━━ STORED DATA
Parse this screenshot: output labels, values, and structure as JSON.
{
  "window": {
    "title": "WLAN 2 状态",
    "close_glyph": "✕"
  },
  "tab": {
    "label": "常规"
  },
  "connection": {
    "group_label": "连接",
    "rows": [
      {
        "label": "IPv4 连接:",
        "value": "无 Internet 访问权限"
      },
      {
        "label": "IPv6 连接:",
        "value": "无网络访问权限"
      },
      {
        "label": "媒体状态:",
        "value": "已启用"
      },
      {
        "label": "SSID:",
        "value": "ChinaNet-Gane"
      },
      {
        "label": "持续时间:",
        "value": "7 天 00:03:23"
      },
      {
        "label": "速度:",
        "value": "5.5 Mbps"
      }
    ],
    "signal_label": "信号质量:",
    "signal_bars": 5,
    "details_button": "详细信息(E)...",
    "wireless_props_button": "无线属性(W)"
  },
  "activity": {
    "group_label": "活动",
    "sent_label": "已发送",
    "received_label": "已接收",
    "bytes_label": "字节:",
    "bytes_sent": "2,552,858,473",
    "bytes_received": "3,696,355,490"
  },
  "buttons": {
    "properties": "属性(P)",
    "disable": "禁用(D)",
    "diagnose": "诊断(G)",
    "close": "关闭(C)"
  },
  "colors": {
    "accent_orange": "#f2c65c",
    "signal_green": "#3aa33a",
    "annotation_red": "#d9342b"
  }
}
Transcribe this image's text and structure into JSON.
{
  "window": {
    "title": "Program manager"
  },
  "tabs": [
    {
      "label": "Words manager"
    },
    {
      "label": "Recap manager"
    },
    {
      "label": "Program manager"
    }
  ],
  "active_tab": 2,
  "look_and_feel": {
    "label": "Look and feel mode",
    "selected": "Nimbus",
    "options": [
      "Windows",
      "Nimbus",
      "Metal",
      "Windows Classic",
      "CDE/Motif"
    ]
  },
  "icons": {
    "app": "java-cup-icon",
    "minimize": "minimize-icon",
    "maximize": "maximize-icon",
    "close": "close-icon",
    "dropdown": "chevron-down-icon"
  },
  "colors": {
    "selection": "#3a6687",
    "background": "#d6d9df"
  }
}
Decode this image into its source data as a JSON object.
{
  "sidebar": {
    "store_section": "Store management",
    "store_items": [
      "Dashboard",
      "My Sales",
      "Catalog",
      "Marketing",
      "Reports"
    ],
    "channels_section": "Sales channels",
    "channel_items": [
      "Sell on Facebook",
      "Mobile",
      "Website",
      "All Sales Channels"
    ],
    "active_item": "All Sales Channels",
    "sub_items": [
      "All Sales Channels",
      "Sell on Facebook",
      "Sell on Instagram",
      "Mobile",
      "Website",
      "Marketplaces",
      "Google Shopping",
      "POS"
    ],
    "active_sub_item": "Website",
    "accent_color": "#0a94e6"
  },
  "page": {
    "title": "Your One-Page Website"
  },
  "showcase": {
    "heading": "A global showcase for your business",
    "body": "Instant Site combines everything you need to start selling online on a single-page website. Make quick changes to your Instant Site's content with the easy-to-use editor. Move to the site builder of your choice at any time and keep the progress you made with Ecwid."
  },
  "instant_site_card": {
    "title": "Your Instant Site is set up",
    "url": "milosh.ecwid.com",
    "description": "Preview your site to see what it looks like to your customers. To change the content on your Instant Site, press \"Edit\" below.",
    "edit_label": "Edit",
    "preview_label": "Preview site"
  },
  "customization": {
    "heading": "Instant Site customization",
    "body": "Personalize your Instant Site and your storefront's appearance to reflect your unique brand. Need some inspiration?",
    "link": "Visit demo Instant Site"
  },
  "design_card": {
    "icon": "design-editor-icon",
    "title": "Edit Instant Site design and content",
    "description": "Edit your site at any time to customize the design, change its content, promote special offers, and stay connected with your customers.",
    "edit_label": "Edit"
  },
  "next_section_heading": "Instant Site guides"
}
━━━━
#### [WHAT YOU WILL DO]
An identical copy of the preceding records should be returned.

#### [THE ANSWER]
Parse this screenshot: output labels, values, and structure as JSON.
{
  "window": {
    "title": "WLAN 2 状态",
    "close_glyph": "✕"
  },
  "tab": {
    "label": "常规"
  },
  "connection": {
    "group_label": "连接",
    "rows": [
      {
        "label": "IPv4 连接:",
        "value": "无 Internet 访问权限"
      },
      {
        "label": "IPv6 连接:",
        "value": "无网络访问权限"
      },
      {
        "label": "媒体状态:",
        "value": "已启用"
      },
      {
        "label": "SSID:",
        "value": "ChinaNet-Gane"
      },
      {
        "label": "持续时间:",
        "value": "7 天 00:03:23"
      },
      {
        "label": "速度:",
        "value": "5.5 Mbps"
      }
    ],
    "signal_label": "信号质量:",
    "signal_bars": 5,
    "details_button": "详细信息(E)...",
    "wireless_props_button": "无线属性(W)"
  },
  "activity": {
    "group_label": "活动",
    "sent_label": "已发送",
    "received_label": "已接收",
    "bytes_label": "字节:",
    "bytes_sent": "2,552,858,473",
    "bytes_received": "3,696,355,490"
  },
  "buttons": {
    "properties": "属性(P)",
    "disable": "禁用(D)",
    "diagnose": "诊断(G)",
    "close": "关闭(C)"
  },
  "colors": {
    "accent_orange": "#f2c65c",
    "signal_green": "#3aa33a",
    "annotation_red": "#d9342b"
  }
}
Transcribe this image's text and structure into JSON.
{
  "window": {
    "title": "Program manager"
  },
  "tabs": [
    {
      "label": "Words manager"
    },
    {
      "label": "Recap manager"
    },
    {
      "label": "Program manager"
    }
  ],
  "active_tab": 2,
  "look_and_feel": {
    "label": "Look and feel mode",
    "selected": "Nimbus",
    "options": [
      "Windows",
      "Nimbus",
      "Metal",
      "Windows Classic",
      "CDE/Motif"
    ]
  },
  "icons": {
    "app": "java-cup-icon",
    "minimize": "minimize-icon",
    "maximize": "maximize-icon",
    "close": "close-icon",
    "dropdown": "chevron-down-icon"
  },
  "colors": {
    "selection": "#3a6687",
    "background": "#d6d9df"
  }
}
Decode this image into its source data as a JSON object.
{
  "sidebar": {
    "store_section": "Store management",
    "store_items": [
      "Dashboard",
      "My Sales",
      "Catalog",
      "Marketing",
      "Reports"
    ],
    "channels_section": "Sales channels",
    "channel_items": [
      "Sell on Facebook",
      "Mobile",
      "Website",
      "All Sales Channels"
    ],
    "active_item": "All Sales Channels",
    "sub_items": [
      "All Sales Channels",
      "Sell on Facebook",
      "Sell on Instagram",
      "Mobile",
      "Website",
      "Marketplaces",
      "Google Shopping",
      "POS"
    ],
    "active_sub_item": "Website",
    "accent_color": "#0a94e6"
  },
  "page": {
    "title": "Your One-Page Website"
  },
  "showcase": {
    "heading": "A global showcase for your business",
    "body": "Instant Site combines everything you need to start selling online on a single-page website. Make quick changes to your Instant Site's content with the easy-to-use editor. Move to the site builder of your choice at any time and keep the progress you made with Ecwid."
  },
  "instant_site_card": {
    "title": "Your Instant Site is set up",
    "url": "milosh.ecwid.com",
    "description": "Preview your site to see what it looks like to your customers. To change the content on your Instant Site, press \"Edit\" below.",
    "edit_label": "Edit",
    "preview_label": "Preview site"
  },
  "customization": {
    "heading": "Instant Site customization",
    "body": "Personalize your Instant Site and your storefront's appearance to reflect your unique brand. Need some inspiration?",
    "link": "Visit demo Instant Site"
  },
  "design_card": {
    "icon": "design-editor-icon",
    "title": "Edit Instant Site design and content",
    "description": "Edit your site at any time to customize the design, change its content, promote special offers, and stay connected with your customers.",
    "edit_label": "Edit"
  },
  "next_section_heading": "Instant Site guides"
}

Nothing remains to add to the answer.